Validity and structure of a self-report measure of youth psychopathy.

Citation data:

Behavioral sciences & the law, ISSN: 0735-3936, Vol: 22, Issue: 1, Page: 69-84

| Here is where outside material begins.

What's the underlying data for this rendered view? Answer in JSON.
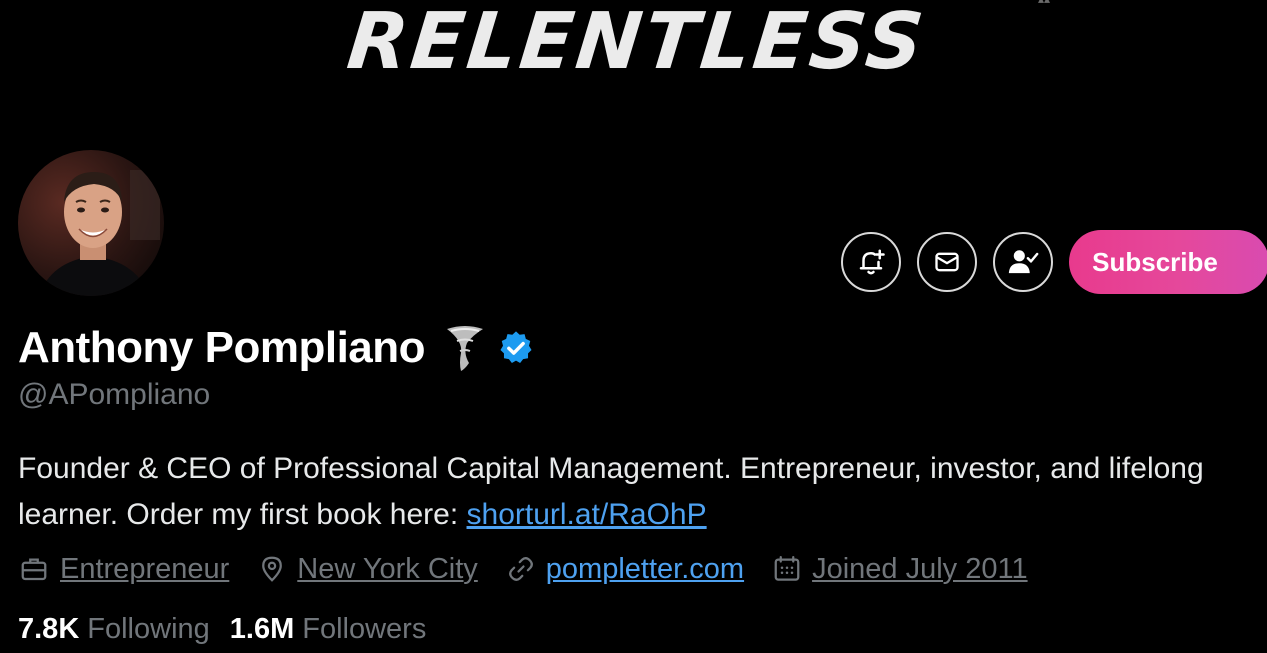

Publication Year:
2004
Usage 1785
Abstract Views 1076
Full Text Views 655
Link-outs 54
Captures 214
Exports-Saves 182
Readers 32
Citations 23
Citation Indexes 23
Repository URL:
https://works.bepress.com/gina_vincent/14; https://escholarship.umassmed.edu/psych_pp/269; https://works.bepress.com/thomas_grisso/13
PMID:
14963881
DOI:
10.1002/bsl.578
Author(s):
Lexcen, Frances J.; Vincent, Gina M.; Grisso, Thomas
Publisher(s):
Wiley
Tags:
Psychology; Medicine; Social Sciences; Adolescent; Antisocial Personality Disorder; Child; Humans; Male; *Psychological Tests; *Self Assessment (Psychology); United States; Psychiatry
article description
An interest in early identification of youth who may be at risk of psychopathy has generated measures for age-appropriate screening and assessment. This study examines the structural, concurrent, and divergent validity of the Psychopathy Content Scale, a 20-item self-report instrument derived from the Millon Adolescent Clinical Inventory (MACI). Data for 481 youths who had taken the MACI, the Child Behavior Checklist Youth Self-Report (YSR), and the Massachusetts Youth Screening Instrument, Second Version (MAYSI-2), were analyzed. Results showed that the PCS is best described by a two-factor model and that analyses of the two factors offer limited support for convergent and divergent validity. High scores on both factors were associated with high YSR and MAYSI-2 scales, suggesting that the measure identified youth who were distressed on several measures of emotional, psychological, and behavioral disorder.